Give up self in service to God

  • December 11, 2009
Fourth Sunday of Advent (Year C) Dec. 20 (Micah 5:2-5; Psalm 80; Hebrews 10:5-10; Luke 1:39-45)

One of the little (some translations say “least”) clans of Judea — not what a city would want to put on its promotional literature or web site. And yet who has not heard of Bethlehem? Great things definitely come from seemingly insignificant origins.

This oracle or prophecy of salvation promises a luminous future for Bethlehem. One great man has already arisen from Bethlehem, King David himself. The prophet echoes that theme: from her will come one who is to shepherd and save the nation — perhaps another Davidic king.

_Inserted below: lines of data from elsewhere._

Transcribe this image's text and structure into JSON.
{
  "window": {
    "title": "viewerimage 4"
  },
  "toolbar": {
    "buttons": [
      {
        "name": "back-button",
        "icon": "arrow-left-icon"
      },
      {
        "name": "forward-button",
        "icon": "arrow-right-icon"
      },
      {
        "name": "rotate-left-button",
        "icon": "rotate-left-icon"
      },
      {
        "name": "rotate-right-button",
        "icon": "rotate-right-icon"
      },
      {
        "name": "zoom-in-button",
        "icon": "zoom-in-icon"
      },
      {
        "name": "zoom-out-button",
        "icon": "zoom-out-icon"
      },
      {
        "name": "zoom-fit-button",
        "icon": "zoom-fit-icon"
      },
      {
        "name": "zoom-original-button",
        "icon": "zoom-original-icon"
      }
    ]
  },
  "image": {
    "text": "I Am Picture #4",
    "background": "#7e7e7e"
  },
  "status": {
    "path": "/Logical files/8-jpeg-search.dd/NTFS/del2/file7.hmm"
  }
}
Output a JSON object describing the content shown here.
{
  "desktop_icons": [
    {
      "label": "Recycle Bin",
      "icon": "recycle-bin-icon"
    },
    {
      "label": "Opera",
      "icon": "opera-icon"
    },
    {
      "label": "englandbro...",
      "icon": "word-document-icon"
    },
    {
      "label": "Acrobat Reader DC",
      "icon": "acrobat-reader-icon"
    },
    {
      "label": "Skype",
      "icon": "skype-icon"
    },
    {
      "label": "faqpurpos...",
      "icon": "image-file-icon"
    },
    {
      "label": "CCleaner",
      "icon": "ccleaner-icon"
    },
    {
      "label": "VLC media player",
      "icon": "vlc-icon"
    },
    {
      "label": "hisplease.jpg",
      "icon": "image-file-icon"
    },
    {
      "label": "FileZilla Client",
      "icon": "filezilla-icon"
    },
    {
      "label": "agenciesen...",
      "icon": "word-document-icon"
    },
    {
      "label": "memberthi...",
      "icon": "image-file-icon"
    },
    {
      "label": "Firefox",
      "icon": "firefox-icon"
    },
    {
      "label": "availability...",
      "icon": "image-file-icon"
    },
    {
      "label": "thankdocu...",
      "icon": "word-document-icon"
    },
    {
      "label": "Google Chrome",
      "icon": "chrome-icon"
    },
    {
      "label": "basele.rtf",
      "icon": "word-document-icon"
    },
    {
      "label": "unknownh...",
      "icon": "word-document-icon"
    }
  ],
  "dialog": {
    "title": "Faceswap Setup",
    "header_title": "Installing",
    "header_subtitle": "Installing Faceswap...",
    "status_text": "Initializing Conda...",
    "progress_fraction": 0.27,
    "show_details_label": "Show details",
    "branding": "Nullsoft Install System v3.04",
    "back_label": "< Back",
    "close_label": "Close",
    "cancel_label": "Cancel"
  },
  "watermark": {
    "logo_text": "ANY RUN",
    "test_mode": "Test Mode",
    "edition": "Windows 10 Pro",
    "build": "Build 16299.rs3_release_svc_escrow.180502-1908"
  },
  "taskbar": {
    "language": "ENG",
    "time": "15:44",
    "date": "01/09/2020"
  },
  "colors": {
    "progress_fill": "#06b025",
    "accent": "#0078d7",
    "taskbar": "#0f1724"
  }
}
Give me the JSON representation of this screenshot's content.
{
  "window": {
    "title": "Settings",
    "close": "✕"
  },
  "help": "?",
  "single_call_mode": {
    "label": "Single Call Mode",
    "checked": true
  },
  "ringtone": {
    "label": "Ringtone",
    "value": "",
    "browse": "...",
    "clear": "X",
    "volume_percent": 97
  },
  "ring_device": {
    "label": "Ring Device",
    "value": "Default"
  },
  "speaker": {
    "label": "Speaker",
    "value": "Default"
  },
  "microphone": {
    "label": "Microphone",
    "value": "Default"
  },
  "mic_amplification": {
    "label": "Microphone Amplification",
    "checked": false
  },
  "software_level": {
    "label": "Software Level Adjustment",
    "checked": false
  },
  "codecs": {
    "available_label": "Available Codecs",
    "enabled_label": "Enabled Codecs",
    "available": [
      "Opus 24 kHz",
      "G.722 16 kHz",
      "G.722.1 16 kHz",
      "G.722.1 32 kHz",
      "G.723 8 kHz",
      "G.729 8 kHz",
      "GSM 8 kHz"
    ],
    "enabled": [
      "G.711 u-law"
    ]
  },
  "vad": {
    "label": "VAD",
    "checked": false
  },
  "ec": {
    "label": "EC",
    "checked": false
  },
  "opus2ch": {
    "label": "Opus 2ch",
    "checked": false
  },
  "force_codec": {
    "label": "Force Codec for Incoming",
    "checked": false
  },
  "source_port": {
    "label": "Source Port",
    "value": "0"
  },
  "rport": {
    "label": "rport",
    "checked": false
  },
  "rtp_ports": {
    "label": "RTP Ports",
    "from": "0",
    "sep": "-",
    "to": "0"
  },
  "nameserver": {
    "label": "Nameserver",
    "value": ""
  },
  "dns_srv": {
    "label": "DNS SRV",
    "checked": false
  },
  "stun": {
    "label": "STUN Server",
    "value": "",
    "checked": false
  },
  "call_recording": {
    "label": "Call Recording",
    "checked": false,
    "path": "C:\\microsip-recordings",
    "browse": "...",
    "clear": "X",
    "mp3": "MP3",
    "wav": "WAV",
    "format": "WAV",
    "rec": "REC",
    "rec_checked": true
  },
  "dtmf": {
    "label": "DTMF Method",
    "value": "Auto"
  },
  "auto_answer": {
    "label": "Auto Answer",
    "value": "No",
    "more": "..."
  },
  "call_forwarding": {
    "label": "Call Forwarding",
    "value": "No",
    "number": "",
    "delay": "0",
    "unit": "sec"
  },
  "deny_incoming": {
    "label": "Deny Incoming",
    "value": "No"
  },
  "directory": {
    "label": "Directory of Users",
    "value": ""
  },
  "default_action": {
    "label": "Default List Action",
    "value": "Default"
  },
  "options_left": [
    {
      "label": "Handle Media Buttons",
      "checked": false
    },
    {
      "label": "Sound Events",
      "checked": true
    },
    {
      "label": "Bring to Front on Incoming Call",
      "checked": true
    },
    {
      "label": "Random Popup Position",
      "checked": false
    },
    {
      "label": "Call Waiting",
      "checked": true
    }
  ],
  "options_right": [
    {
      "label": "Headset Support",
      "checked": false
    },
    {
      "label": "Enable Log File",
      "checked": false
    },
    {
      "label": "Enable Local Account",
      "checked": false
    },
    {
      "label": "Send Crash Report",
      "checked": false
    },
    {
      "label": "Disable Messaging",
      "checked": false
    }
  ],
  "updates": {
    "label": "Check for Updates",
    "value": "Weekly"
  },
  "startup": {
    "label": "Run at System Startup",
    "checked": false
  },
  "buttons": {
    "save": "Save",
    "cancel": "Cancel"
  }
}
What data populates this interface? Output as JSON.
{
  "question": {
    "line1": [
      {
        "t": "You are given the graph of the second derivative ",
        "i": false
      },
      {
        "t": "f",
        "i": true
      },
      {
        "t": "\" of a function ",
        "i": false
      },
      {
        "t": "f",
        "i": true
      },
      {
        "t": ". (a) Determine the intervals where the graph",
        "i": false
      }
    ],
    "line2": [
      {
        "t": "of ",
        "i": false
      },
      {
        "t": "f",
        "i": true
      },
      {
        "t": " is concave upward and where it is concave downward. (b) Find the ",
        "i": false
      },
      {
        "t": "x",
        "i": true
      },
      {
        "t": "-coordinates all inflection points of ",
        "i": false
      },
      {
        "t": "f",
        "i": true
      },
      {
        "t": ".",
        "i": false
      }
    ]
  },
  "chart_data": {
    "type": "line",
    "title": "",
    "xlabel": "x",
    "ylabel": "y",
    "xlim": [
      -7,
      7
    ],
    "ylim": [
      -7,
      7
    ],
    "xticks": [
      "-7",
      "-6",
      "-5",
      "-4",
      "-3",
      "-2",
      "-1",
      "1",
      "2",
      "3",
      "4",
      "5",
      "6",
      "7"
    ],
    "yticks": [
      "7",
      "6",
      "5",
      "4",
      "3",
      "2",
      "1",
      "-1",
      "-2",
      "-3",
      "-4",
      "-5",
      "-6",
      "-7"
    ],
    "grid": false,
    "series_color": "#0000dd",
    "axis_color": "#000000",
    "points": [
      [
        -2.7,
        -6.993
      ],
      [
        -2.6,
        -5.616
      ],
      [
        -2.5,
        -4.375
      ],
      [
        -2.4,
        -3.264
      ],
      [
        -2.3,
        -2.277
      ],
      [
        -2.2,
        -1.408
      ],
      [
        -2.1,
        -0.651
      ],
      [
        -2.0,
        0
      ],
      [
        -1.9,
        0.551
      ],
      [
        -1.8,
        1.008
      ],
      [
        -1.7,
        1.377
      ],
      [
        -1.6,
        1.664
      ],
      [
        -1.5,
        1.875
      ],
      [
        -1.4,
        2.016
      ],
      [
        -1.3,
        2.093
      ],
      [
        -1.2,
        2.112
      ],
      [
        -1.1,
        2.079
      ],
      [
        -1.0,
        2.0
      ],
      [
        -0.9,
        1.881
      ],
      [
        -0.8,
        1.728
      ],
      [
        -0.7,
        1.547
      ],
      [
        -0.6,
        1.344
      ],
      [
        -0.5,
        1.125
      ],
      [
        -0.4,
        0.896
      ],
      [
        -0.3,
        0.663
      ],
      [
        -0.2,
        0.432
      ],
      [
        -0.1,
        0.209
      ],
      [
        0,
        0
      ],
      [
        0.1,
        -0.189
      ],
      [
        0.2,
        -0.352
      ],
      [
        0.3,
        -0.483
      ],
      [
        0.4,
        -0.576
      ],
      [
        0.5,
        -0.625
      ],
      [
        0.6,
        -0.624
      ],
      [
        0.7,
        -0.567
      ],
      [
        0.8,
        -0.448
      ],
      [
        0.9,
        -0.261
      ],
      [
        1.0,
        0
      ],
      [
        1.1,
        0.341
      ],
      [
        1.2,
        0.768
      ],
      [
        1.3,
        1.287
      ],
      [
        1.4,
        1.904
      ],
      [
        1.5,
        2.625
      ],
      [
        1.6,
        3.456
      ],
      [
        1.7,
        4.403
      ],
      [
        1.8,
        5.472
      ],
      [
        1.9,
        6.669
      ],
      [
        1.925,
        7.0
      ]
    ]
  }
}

In so many passages in both testaments of the Bible individuals called by God for a mission protest their humble origins sometimes even referring to the insignificance of their clan or tribe. Far better to hail from an important city and an important clan or family. But God is never impressed with these arguments, for God has a habit of choosing the youngest and least of many contenders (Jacob, Gideon, Saul and David). God does not judge by appearances as humans do but reads the heart and soul. Our own cultures and societies are guided by values far removed from those of God for they are obsessed with appearance, glamour, glitz and spin. No person or group should ever despair of being the object of great love or of having a significant contribution to make to the well-being and happiness of others — even of the whole world.

God isn’t interested in sacrifices and offerings — at least not those that we are accustomed to making. For centuries sacrifices had been at the centre of Israel’s religion. But the prophets, right in line with the author of Hebrews, had repeatedly warned that God will not be manipulated or bought off. There is absolutely no substitute for justice and compassion in all human interactions.

This is the trap of religious people in every age and in every religion — to look for the easy way. Hebrews raises the bar even more: the only real sacrifice worthy of the name is the sacrifice of self and the will. In that sense Jesus made the perfect sacrifice by harmonizing His will perfectly with God the Father. And that is the sacrifice we are asked to make: giving up self for service to God and others. It is the only sacrifice that God desires, but ironically it is the sacrifice we will do almost anything to avoid making.  

What went through the minds of Mary and Elizabeth? We are not privy to their inner thoughts and feelings but perhaps we can hazard a guess. Excitement, perplexity and puzzlement, joy, even a bit of apprehension are all likely candidates. Perplexity and puzzlement are normal human reactions. The two women had consented to the process that was taking place but that does not mean that they understood everything. The several months that they spent together were an opportunity to compare notes and sort through their questions and feelings with each other. They would have been less than human if they did not feel a bit of apprehension. Elizabeth would become a mother for the first time at an advanced age. Mary was pregnant under circumstances unbelievable to many and she was vulnerable to persecution and even danger. 

But the joy and perplexity of each of the women was heightened by the dawning realization that the life growing in her womb was quite extraordinary and destined to alter the lives of so many. It seems as if the extraordinary mission of the two women has already begun even before their birth as one leaps for joy at the proximity of the other. Most people do not understand the important if sometimes hidden roles they play in the lives of others and in the history of human salvation itself.

It is not necessary for us to understand everything before we give our consent and allow ourselves to be God’s instruments for higher purposes. Mary makes this possible by her complete faith — another word for trust — in God’s loving and holy design. What miracles could we set in motion by means of total faith? There is only one way to find out.